Freshly Freebie Box Landing Page
Referral offer landing page

The input fields are clear. The email message and subject lines include stock language with an opportunity to personalize. That's almost as flexible as switching next week's meal from the Cauliflower Shell Beef Bolognese to the Indian-Spiced Chickpea Curry Bowl.

One element included in the May email that is lacking here, however, is an expiration date. Instead, the email body copy mentions "... and will expire unless you share it soon ...", while the disclosure reads, "Freshly reserves the right to modify, replace, or cancel offer(s) at any time" -- a statement that lacks a sense of immediacy. This is not a Fail for Creative but is an improvement opportunity. Even if this referral offer is intended to be evergreen, I would include a soft expiration date using language such as "... so send a Freebie Box in the next 7 days and give the gift of better meals made easy!"

Referral offer Thank You page

Lessons:
  1. Referral programs are a useful approach to allowing your customers to be your advocates.
  2. When you want your customers to do something, take all the traction out of the process.
  3. If your offer does not have a expiration date, at least suggest a timeframe for the customer to take action.

7/25/2021

Sorry, I’m late to ask for your vote

In New York City, our primary election for local offices took place on June 22, with early voting taking place June 12 through June 20.

Stringer should have been ready and in the mail before Day One

I received eight oversized postcards from political candidates between June 23 and July 6. A couple of them are shown here. 

This postcard arrived on 6 days after the election, e.g. it is trash

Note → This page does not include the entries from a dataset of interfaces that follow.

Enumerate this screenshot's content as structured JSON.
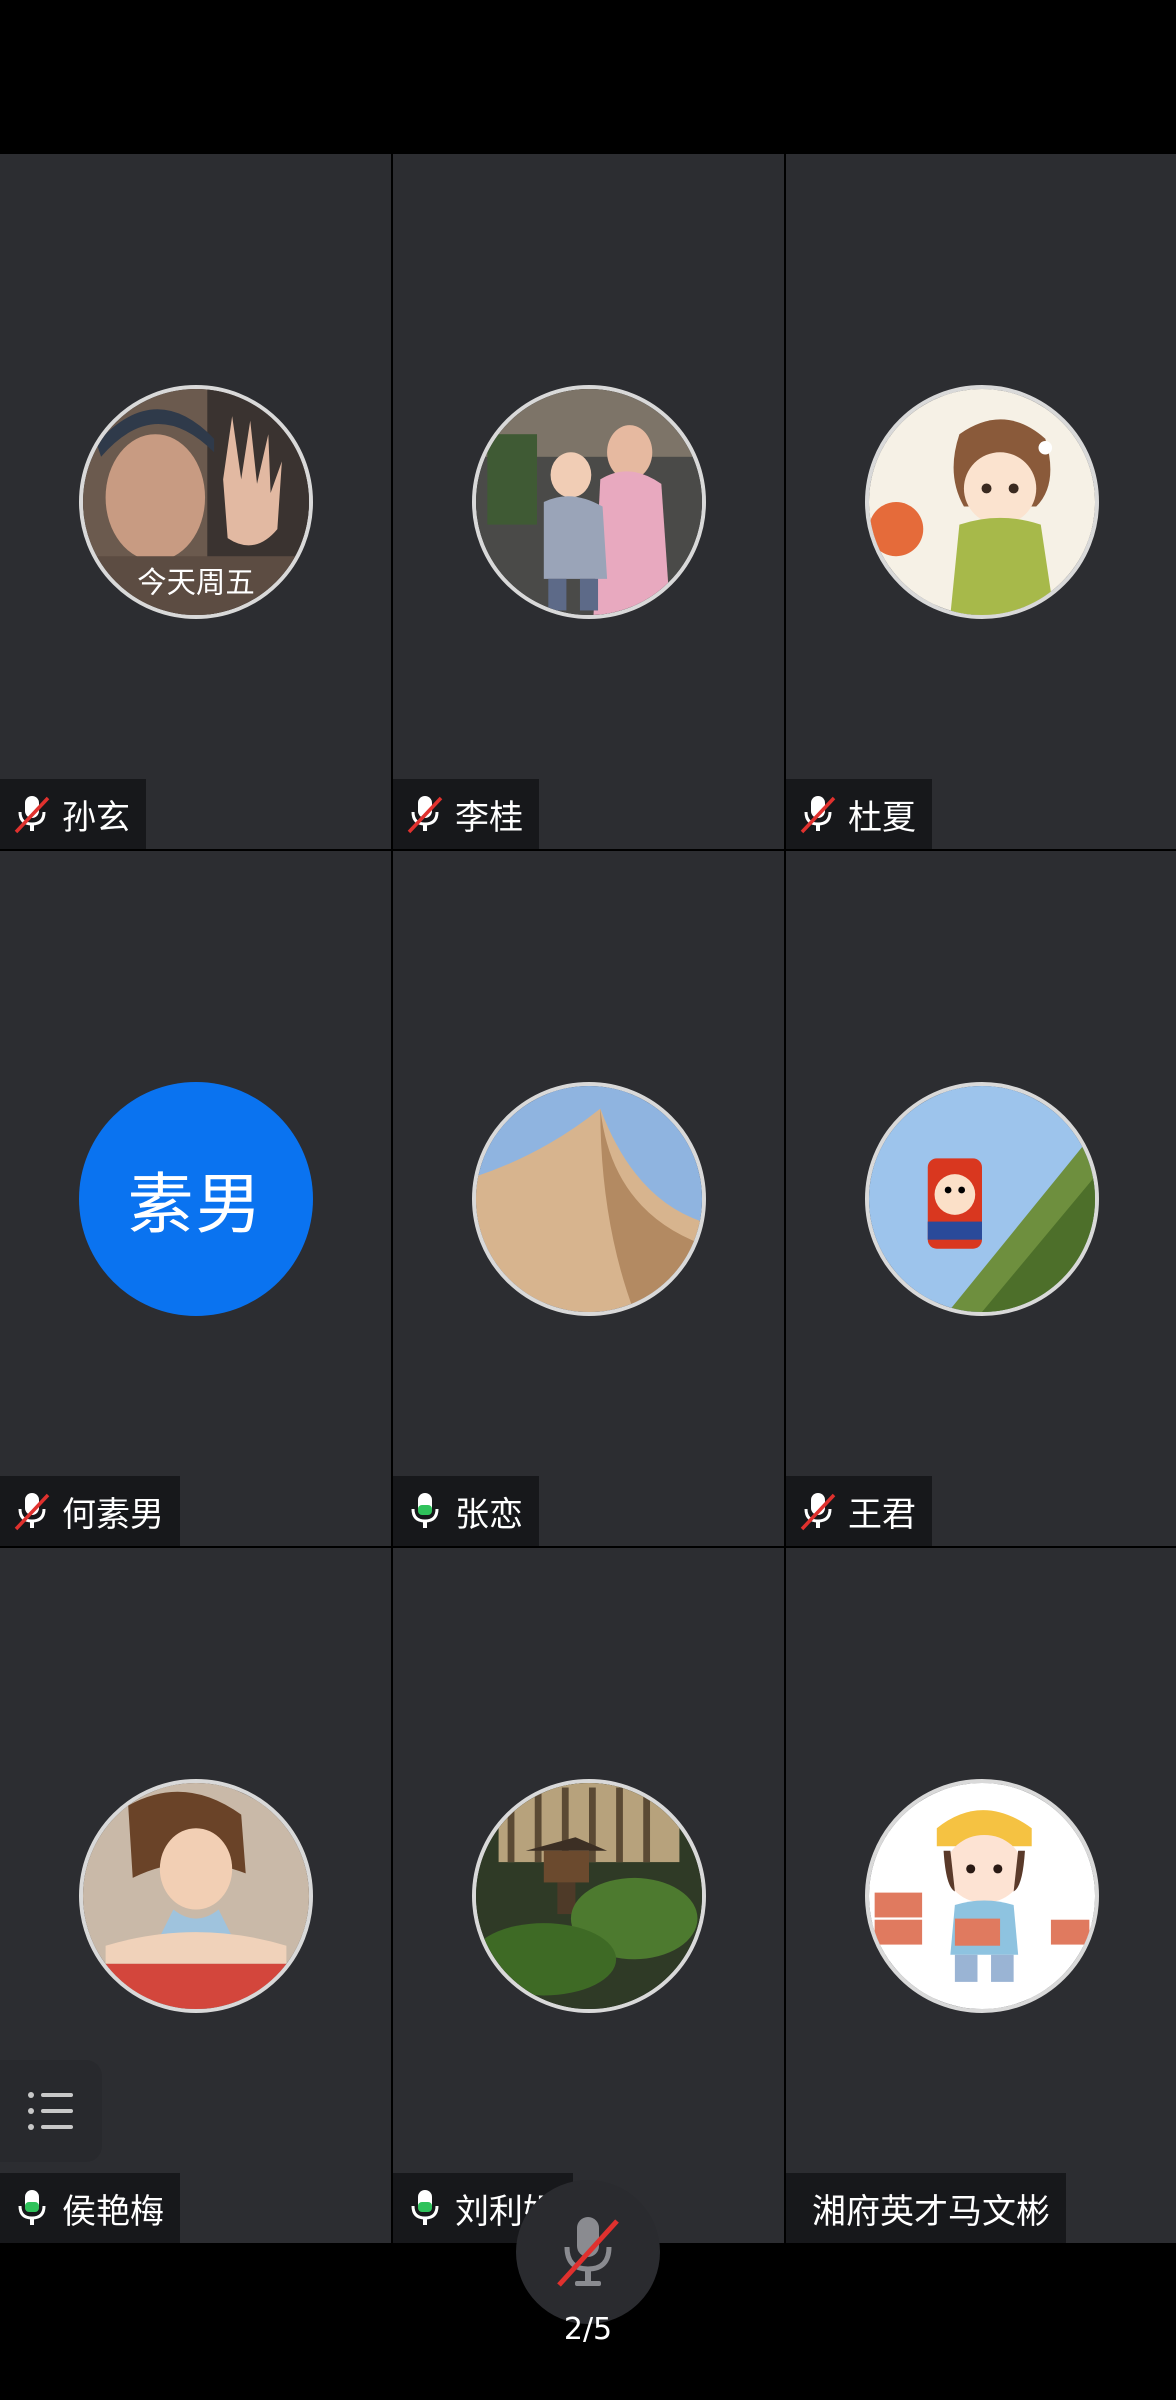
{
  "participants": [
    {
      "name": "孙玄",
      "mic": "muted",
      "avatar_caption": "今天周五"
    },
    {
      "name": "李桂",
      "mic": "muted"
    },
    {
      "name": "杜夏",
      "mic": "muted"
    },
    {
      "name": "何素男",
      "mic": "muted",
      "avatar_text": "素男",
      "avatar_color": "#0a73f0"
    },
    {
      "name": "张恋",
      "mic": "active"
    },
    {
      "name": "王君",
      "mic": "muted"
    },
    {
      "name": "侯艳梅",
      "mic": "active"
    },
    {
      "name": "刘利娟",
      "mic": "active"
    },
    {
      "name": "湘府英才马文彬",
      "mic": "none"
    }
  ],
  "controls": {
    "page_indicator": "2/5",
    "self_mic": "muted"
  },
  "colors": {
    "tile_bg": "#2c2d31",
    "mic_active": "#2fc25b",
    "mic_muted_slash": "#e0312e",
    "avatar_blue": "#0a73f0"
  }
}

These are Fails for Timing. I want to say, "Sorry, New York City does not offer late voting."

Lesson:

When producing mail for a political candidate, mail early and mail often.